- _About this task_
Look through the records, and wherever the string "Achs" turns up, copy out that line.
(Exercise data)
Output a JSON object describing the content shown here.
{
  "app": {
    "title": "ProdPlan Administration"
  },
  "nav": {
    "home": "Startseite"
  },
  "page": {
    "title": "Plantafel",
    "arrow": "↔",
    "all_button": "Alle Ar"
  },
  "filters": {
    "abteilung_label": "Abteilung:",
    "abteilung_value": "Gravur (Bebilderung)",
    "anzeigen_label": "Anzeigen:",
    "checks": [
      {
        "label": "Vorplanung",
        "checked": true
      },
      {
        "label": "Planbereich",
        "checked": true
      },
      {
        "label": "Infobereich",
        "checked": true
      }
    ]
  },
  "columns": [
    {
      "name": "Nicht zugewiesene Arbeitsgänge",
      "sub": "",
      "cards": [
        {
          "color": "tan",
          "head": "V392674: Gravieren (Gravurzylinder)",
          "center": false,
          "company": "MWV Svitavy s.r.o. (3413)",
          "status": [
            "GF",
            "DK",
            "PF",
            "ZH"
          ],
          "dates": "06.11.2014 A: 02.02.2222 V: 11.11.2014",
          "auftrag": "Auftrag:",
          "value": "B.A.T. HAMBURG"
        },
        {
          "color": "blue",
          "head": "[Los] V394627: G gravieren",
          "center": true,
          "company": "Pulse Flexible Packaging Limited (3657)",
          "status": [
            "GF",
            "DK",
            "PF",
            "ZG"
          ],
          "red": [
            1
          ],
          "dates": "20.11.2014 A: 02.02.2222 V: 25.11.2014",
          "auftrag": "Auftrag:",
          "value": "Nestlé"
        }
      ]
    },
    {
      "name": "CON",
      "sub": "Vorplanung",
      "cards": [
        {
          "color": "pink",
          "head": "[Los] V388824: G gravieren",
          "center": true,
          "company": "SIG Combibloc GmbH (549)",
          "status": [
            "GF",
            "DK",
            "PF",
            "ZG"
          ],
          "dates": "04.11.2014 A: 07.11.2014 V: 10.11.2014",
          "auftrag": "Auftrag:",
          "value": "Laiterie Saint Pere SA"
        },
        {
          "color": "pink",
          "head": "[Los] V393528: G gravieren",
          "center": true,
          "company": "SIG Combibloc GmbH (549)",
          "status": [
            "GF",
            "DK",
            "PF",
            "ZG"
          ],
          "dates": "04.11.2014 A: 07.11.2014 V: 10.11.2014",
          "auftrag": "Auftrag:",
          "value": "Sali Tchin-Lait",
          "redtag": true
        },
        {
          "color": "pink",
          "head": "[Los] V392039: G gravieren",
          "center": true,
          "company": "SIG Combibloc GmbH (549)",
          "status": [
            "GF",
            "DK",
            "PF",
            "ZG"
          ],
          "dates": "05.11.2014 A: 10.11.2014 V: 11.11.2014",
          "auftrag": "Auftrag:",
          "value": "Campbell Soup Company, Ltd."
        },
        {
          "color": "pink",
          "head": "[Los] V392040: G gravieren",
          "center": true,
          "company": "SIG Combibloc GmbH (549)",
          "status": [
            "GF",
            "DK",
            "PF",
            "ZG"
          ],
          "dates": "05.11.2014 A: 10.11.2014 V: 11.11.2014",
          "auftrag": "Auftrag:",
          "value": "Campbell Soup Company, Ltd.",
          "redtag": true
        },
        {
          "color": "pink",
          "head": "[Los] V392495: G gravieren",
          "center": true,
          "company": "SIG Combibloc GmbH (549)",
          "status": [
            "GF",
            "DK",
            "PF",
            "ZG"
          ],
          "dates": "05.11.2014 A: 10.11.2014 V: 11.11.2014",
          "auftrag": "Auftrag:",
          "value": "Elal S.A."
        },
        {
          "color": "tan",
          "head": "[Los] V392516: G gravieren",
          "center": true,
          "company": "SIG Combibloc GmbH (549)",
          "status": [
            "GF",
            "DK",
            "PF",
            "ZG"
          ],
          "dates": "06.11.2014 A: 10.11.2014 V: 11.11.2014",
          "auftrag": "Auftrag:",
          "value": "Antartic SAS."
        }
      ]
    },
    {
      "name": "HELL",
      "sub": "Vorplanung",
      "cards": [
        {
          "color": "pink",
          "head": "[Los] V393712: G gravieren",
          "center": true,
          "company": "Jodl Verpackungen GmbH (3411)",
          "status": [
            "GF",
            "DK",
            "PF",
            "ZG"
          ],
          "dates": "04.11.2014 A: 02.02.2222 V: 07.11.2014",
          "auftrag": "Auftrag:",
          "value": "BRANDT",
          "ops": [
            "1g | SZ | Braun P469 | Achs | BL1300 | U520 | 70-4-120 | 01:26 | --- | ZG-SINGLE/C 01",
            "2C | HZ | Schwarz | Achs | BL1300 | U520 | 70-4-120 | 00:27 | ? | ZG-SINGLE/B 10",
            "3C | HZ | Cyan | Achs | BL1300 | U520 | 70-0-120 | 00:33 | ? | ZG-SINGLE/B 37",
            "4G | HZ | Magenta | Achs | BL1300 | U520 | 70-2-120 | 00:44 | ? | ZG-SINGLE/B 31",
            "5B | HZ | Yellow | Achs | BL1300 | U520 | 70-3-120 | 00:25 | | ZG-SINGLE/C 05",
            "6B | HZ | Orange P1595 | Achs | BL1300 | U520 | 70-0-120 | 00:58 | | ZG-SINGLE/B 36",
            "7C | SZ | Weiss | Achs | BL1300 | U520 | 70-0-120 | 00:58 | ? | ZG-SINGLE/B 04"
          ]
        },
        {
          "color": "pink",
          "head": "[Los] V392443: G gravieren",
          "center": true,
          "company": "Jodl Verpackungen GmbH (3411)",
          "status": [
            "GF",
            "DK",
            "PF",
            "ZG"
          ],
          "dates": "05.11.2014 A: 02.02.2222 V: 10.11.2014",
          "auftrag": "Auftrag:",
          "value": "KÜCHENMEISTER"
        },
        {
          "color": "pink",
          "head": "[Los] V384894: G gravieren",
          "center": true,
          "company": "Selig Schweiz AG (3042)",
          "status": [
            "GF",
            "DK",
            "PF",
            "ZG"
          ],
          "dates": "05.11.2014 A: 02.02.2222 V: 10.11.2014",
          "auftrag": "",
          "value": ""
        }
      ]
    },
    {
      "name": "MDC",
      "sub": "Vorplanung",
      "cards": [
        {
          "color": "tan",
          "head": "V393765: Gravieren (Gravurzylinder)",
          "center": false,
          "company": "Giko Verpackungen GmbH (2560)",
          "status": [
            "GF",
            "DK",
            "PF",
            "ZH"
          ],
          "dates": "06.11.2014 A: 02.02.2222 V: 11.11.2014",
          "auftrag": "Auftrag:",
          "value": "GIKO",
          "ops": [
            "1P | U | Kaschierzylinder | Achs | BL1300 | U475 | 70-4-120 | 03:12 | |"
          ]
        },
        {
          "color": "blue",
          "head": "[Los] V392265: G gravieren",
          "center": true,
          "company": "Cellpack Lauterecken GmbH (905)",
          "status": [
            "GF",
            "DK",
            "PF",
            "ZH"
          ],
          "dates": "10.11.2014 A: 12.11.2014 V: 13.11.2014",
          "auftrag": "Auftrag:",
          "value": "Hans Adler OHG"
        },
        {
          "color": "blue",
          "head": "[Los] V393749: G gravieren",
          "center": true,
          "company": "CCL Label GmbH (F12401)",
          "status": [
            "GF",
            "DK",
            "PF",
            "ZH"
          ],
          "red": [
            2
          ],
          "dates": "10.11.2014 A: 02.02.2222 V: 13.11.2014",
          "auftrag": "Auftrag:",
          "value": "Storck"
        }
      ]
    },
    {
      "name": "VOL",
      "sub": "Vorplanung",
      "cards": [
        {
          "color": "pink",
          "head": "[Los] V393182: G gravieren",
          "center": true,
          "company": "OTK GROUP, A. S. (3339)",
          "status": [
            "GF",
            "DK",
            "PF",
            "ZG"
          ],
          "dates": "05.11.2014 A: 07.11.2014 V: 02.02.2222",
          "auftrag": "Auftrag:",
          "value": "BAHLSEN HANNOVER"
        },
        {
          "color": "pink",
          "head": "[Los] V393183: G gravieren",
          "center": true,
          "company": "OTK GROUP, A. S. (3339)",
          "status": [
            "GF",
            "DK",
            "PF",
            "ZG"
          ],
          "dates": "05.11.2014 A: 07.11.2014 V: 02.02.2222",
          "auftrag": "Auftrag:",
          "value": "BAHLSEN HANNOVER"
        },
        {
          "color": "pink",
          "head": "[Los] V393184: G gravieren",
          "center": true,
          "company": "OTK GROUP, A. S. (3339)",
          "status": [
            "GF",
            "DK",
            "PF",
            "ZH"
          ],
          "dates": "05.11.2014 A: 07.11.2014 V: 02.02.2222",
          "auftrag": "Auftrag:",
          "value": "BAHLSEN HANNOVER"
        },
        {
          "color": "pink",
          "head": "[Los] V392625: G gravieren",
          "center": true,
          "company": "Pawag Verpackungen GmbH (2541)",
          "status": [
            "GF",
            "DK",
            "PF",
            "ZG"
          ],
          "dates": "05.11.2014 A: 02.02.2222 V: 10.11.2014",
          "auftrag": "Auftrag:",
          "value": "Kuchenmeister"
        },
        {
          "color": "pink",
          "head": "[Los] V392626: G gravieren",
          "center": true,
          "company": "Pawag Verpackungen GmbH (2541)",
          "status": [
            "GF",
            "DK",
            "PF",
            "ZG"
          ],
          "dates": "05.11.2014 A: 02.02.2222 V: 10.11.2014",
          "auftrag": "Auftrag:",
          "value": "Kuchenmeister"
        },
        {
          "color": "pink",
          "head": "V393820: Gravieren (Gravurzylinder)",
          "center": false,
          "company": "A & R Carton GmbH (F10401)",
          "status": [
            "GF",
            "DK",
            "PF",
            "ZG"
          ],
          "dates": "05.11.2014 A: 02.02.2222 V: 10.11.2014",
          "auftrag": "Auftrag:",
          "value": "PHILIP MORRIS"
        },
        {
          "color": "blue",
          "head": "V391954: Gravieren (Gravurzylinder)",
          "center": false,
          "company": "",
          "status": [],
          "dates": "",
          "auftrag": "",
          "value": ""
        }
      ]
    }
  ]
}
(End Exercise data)
- _Response to the exercise_
            "1g | SZ | Braun P469 | Achs | BL1300 | U520 | 70-4-120 | 01:26 | --- | ZG-SINGLE/C 01",
            "2C | HZ | Schwarz | Achs | BL1300 | U520 | 70-4-120 | 00:27 | ? | ZG-SINGLE/B 10",
            "3C | HZ | Cyan | Achs | BL1300 | U520 | 70-0-120 | 00:33 | ? | ZG-SINGLE/B 37",
            "4G | HZ | Magenta | Achs | BL1300 | U520 | 70-2-120 | 00:44 | ? | ZG-SINGLE/B 31",
            "5B | HZ | Yellow | Achs | BL1300 | U520 | 70-3-120 | 00:25 | | ZG-SINGLE/C 05",
            "6B | HZ | Orange P1595 | Achs | BL1300 | U520 | 70-0-120 | 00:58 | | ZG-SINGLE/B 36",
            "7C | SZ | Weiss | Achs | BL1300 | U520 | 70-0-120 | 00:58 | ? | ZG-SINGLE/B 04"
            "1P | U | Kaschierzylinder | Achs | BL1300 | U475 | 70-4-120 | 03:12 | |"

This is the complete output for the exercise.